    The HHS Telehealth Website provides helpful tools to both patients and providers to assist them as they utilize telehealth technologies.
  • Northwest Regional Telehealth Resource Center
    The Northwest Regional Telehealth Resource Center (NRTRC) provides technical assistance in developing Telehealth networks and applications to serve rural and underserved communities. It leverages collective expertise of 41 Telehealth networks in Alaska, Idaho, Montana, Oregon, Utah, Washington, and Wyoming to share information and resources and develop new Telehealth programs. The NRTRC provides technical assistance for new programs and applications, improves access to specialty care through regional collaboration, develops information on best practices, regulatory policy, and reimbursement issues.
  • National Network of Regional Telehealth Resource Centers
    The National Consortium of Telehealth Resource Centers (NCTRC) is here to ensure telehealth programs are up and running. The NCTRC works collaboratively with 12 regional and two national Telehealth Resource Centers (TRCs) to provide information and assistance to all requesters. The Centers operate under one consortium for the advancement and accessibility of telehealth with a focus in rural healthcare.
  • Rural Health Information Hub Telehealth Use in Rural Healthcare

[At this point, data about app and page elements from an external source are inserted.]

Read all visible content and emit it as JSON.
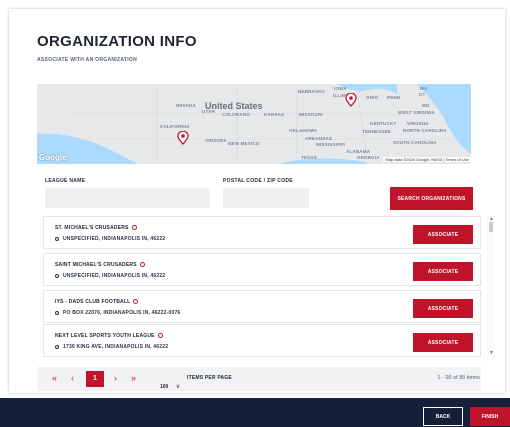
{
  "page": {
    "title": "ORGANIZATION INFO",
    "subtitle": "ASSOCIATE WITH AN ORGANIZATION"
  },
  "map": {
    "country_label": "United States",
    "labels": [
      "NEBRASKA",
      "IOWA",
      "ILLINOIS",
      "OHIO",
      "PENN",
      "NEVADA",
      "UTAH",
      "COLORADO",
      "KANSAS",
      "MISSOURI",
      "WEST VIRGINIA",
      "KENTUCKY",
      "VIRGINIA",
      "CALIFORNIA",
      "OKLAHOMA",
      "TENNESSEE",
      "NORTH CAROLINA",
      "ARIZONA",
      "NEW MEXICO",
      "ARKANSAS",
      "MISSISSIPPI",
      "SOUTH CAROLINA",
      "ALABAMA",
      "TEXAS",
      "GEORGIA",
      "MD",
      "MA",
      "CT"
    ],
    "attribution": "Map data ©2020 Google, INEGI | Terms of Use",
    "brand": "Google"
  },
  "search": {
    "league_label": "LEAGUE NAME",
    "league_value": "",
    "postal_label": "POSTAL CODE / ZIP CODE",
    "postal_value": "",
    "button_label": "SEARCH ORGANIZATIONS"
  },
  "results": [
    {
      "name": "ST. MICHAEL'S CRUSADERS",
      "address": "UNSPECIFIED, INDIANAPOLIS IN, 46222",
      "action": "ASSOCIATE"
    },
    {
      "name": "SAINT MICHAEL'S CRUSADERS",
      "address": "UNSPECIFIED, INDIANAPOLIS IN, 46222",
      "action": "ASSOCIATE"
    },
    {
      "name": "IYS - DADS CLUB FOOTBALL",
      "address": "PO BOX 22076, INDIANAPOLIS IN, 46222-0076",
      "action": "ASSOCIATE"
    },
    {
      "name": "NEXT LEVEL SPORTS YOUTH LEAGUE",
      "address": "1736 KING AVE, INDIANAPOLIS IN, 46222",
      "action": "ASSOCIATE"
    }
  ],
  "pager": {
    "first": "«",
    "prev": "‹",
    "current": "1",
    "next": "›",
    "last": "»",
    "per_page": "100",
    "per_page_label": "ITEMS PER PAGE",
    "count_text": "1 - 95 of 95 items"
  },
  "footer": {
    "back_label": "BACK",
    "finish_label": "FINISH"
  },
  "colors": {
    "accent": "#c0142a",
    "navy": "#16203a"
  }
}
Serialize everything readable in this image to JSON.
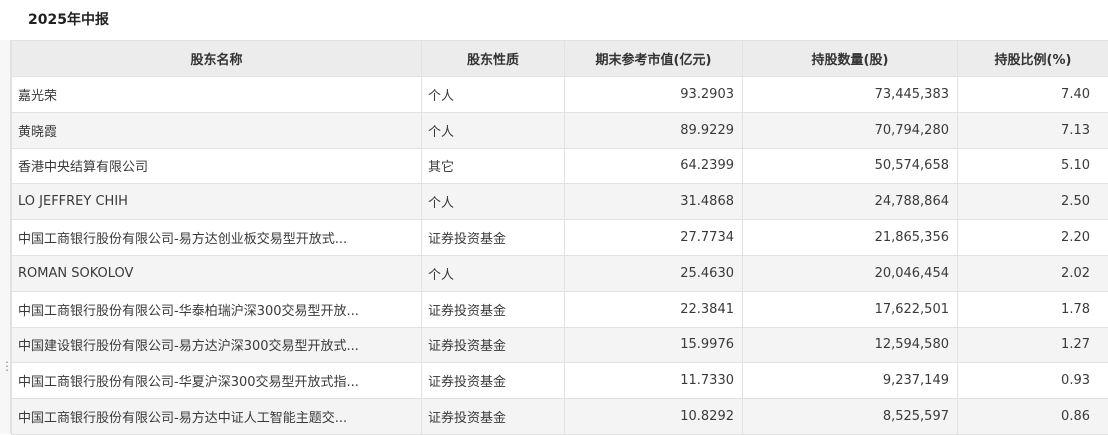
{
  "report": {
    "title": "2025年中报"
  },
  "table": {
    "headers": {
      "name": "股东名称",
      "type": "股东性质",
      "value": "期末参考市值(亿元)",
      "shares": "持股数量(股)",
      "ratio": "持股比例(%)"
    },
    "rows": [
      {
        "name": "嘉光荣",
        "type": "个人",
        "value": "93.2903",
        "shares": "73,445,383",
        "ratio": "7.40"
      },
      {
        "name": "黄晓霞",
        "type": "个人",
        "value": "89.9229",
        "shares": "70,794,280",
        "ratio": "7.13"
      },
      {
        "name": "香港中央结算有限公司",
        "type": "其它",
        "value": "64.2399",
        "shares": "50,574,658",
        "ratio": "5.10"
      },
      {
        "name": "LO JEFFREY CHIH",
        "type": "个人",
        "value": "31.4868",
        "shares": "24,788,864",
        "ratio": "2.50"
      },
      {
        "name": "中国工商银行股份有限公司-易方达创业板交易型开放式...",
        "type": "证券投资基金",
        "value": "27.7734",
        "shares": "21,865,356",
        "ratio": "2.20"
      },
      {
        "name": "ROMAN SOKOLOV",
        "type": "个人",
        "value": "25.4630",
        "shares": "20,046,454",
        "ratio": "2.02"
      },
      {
        "name": "中国工商银行股份有限公司-华泰柏瑞沪深300交易型开放...",
        "type": "证券投资基金",
        "value": "22.3841",
        "shares": "17,622,501",
        "ratio": "1.78"
      },
      {
        "name": "中国建设银行股份有限公司-易方达沪深300交易型开放式...",
        "type": "证券投资基金",
        "value": "15.9976",
        "shares": "12,594,580",
        "ratio": "1.27"
      },
      {
        "name": "中国工商银行股份有限公司-华夏沪深300交易型开放式指...",
        "type": "证券投资基金",
        "value": "11.7330",
        "shares": "9,237,149",
        "ratio": "0.93"
      },
      {
        "name": "中国工商银行股份有限公司-易方达中证人工智能主题交...",
        "type": "证券投资基金",
        "value": "10.8292",
        "shares": "8,525,597",
        "ratio": "0.86"
      }
    ]
  }
}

    The Rural Health Information Hub’s (RHIhub) telehealth guide provides an overview of telehealth in rural America to help healthcare providers find information related to providing telehealth services and highlights funding opportunities and other initiatives to implement telehealth services. It includes examples of telehealth projects to serve as models for rural hospitals and clinics to develop and implement telehealth programs.
  • Office for the Advancement of Telehealth Programs
    The Office for the Advancement of Telehealth (OAT) promotes the use of telehealth technologies for health care delivery, education, and health information services. Telehealth is especially critical in rural and other remote areas that lack sufficient health care services, including specialty care.
  • The Center for Connected Health Policy from the National Telehealth Policy Resource Center
    The Center for Connected Health Policy is a nonprofit, nonpartisan organization working to maximize telehealth’s ability to improve health outcomes, care delivery, and cost effectiveness. They provide up-to-date information about telehealth-related laws, regulations and reimbursement for telehealth services for each state.
  • The Universal Service Administrative Co.
    The Universal Service Administrative Co. (USAC) administers the Universal Service Fund with the goal that everyone in the U.S. should have access to high-speed connectivity. With funding of nearly $10 billion annually, USAC focuses on places where broadband and connectivity needs are critical such as rural, underserved, and difficult-to-reach areas.
  • Alaska Project ECHO
    Project ECHO® (Extension for Community Healthcare Outcomes) is a tele-mentoring program designed for adult learners. It builds the capacity of community providers to manage issues typically referred for specialty services. Specialists from the fields of healthcare and education connect to local workers in interactive video sessions and share evidence-based approaches to manage complex cases. Alaska has a growing number of Project ECHO sites that are collaborating to provide virtual learning communities.